- Question submitted by Anonymous

Dannielle Says:

You and EVERYONE ELSE, you know!?!? It doesn’t matter who you have or have not held hands with, kissed, slept with, been heartbroken by, etc, college is a whole different ball game. You feel so prepared until you stand in front of someone you like, someone NEW, someone you are soooooo attracted to, someone who likes you back, BREATHE BREATHE PASS OUT RINSE REPEAT.

It doesn’t matter. You could think you’re super-over-prepared and you will learn very quickly that you are not. So, you’re actually ahead of the game by being AWARE that you are not prepared. Most of us are just acting like we know what we’re doing and then being slapped in the face by all things new. Most of us watch two episodes of the L Word and we’re like “oh, i get it, Shane looks like she doesn’t care but SHE REALLY DOES… that’s what I’ll do” so we sulk around wearing lots of necklaces and everyone thinks we’re mysterious, but really it’s just confusion and nerves all bundled up inside screaming to get out in the form of ‘OK I ADMIT IT I HAVE NEVER KISSED A GIRL.’

So, own it. Own that fear and those nerves bc nerves when meeting someone new are kind of great. PLUS, regardless of how prepared you might have thought you were, it wouldn’t matter. We’re all underprepared for new loves. Stand up straight, ask a girl to dinner, kiss her if you feel like it and be okay with the fact that you might tremble with nerves the entire time.

Kristin Says:

Listen. I legit have nothing to add to this — Dannielle has given you the truest words of wisdomy wisdom that exist: no one is more or less prepared than anyone else, and the best thing you can do is know that you are currently surrounded by swarms of people who, when confronted by the prospect of interacting with someone they really like for the first time, are like:


So, with that in mind:

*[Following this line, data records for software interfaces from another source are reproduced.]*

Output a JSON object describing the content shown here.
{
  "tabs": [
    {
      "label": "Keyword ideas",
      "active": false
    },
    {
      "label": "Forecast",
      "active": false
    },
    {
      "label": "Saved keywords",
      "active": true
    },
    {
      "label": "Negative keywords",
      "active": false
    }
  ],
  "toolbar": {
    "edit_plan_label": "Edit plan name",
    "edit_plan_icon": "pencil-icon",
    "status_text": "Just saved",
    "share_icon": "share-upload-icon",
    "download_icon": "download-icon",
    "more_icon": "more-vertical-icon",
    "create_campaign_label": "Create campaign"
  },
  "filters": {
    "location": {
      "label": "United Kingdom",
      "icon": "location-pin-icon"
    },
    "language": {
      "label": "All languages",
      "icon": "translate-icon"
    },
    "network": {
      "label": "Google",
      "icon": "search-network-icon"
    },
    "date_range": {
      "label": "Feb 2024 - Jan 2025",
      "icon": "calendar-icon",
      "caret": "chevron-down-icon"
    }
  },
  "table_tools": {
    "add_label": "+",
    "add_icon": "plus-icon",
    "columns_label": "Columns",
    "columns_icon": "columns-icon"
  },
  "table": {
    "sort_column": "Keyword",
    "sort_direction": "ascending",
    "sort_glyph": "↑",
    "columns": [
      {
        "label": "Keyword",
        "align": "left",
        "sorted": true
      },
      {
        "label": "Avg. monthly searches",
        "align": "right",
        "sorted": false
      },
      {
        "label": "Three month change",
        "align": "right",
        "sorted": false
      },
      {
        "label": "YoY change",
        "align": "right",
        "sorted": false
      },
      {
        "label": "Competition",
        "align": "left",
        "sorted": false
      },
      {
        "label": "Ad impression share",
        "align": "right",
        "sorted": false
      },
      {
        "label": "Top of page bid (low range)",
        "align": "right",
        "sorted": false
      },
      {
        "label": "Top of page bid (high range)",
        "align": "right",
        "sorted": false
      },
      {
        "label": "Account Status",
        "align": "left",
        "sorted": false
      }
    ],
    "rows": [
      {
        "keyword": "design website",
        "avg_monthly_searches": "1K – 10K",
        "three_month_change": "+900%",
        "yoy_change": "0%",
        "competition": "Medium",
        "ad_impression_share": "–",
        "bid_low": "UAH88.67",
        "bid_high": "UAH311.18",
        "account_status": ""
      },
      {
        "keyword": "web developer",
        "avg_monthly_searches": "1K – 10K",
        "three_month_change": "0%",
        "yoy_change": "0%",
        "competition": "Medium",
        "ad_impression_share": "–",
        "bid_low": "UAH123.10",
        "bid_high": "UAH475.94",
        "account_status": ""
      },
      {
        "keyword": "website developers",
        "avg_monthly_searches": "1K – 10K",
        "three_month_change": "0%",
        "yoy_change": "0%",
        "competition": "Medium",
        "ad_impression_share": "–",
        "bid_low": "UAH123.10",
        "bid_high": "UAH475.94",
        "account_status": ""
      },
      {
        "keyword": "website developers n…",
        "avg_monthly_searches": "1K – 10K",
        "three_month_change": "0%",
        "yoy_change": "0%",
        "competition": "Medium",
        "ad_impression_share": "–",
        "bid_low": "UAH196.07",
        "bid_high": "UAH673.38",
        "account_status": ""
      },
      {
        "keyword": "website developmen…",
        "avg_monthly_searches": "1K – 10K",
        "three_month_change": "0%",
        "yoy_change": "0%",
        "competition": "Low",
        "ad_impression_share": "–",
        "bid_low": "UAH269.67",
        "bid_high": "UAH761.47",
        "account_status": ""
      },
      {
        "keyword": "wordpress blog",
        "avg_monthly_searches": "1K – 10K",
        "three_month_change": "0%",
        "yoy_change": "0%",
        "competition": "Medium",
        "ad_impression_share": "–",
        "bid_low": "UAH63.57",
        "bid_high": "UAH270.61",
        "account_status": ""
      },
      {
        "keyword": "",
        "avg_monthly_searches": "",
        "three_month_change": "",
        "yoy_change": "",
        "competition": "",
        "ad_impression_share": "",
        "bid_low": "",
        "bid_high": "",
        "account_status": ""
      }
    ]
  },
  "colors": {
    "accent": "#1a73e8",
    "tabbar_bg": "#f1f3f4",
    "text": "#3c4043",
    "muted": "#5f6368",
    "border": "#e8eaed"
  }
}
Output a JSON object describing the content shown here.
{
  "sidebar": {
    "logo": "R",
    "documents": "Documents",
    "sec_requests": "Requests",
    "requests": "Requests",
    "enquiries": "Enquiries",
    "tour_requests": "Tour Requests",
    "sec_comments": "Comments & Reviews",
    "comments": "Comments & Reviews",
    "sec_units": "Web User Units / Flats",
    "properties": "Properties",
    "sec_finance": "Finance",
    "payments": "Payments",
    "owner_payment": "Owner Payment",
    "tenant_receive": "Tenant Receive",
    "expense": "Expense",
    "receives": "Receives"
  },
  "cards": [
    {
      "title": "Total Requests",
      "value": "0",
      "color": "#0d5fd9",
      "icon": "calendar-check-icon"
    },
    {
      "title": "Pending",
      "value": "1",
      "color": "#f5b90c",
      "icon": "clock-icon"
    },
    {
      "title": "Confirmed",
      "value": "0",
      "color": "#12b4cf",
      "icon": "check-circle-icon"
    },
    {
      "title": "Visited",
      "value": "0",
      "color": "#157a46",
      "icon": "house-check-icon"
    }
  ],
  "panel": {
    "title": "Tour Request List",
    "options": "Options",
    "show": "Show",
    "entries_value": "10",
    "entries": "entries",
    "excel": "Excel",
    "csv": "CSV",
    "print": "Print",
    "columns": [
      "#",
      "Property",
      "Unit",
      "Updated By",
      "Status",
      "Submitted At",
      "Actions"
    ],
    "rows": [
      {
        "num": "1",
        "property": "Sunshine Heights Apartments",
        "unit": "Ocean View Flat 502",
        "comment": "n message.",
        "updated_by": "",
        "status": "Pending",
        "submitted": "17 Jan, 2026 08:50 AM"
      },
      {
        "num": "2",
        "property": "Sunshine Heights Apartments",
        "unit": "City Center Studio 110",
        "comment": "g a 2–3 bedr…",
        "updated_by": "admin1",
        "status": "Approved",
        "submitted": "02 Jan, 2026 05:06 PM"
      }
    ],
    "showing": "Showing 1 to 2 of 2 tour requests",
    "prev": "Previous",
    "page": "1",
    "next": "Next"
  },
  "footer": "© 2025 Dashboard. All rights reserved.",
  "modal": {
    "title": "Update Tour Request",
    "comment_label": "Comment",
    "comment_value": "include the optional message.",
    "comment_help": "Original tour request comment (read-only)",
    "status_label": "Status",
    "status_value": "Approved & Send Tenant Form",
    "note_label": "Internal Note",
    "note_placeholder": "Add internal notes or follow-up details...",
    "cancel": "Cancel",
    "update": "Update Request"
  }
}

Take it one moment at a time, one kiss at a time, one heart-flutter at a time. Be as open with yourself as possible. Know that exploring and discovering things for the first time is magical, even when it’s comical or terrifying or everything all at once.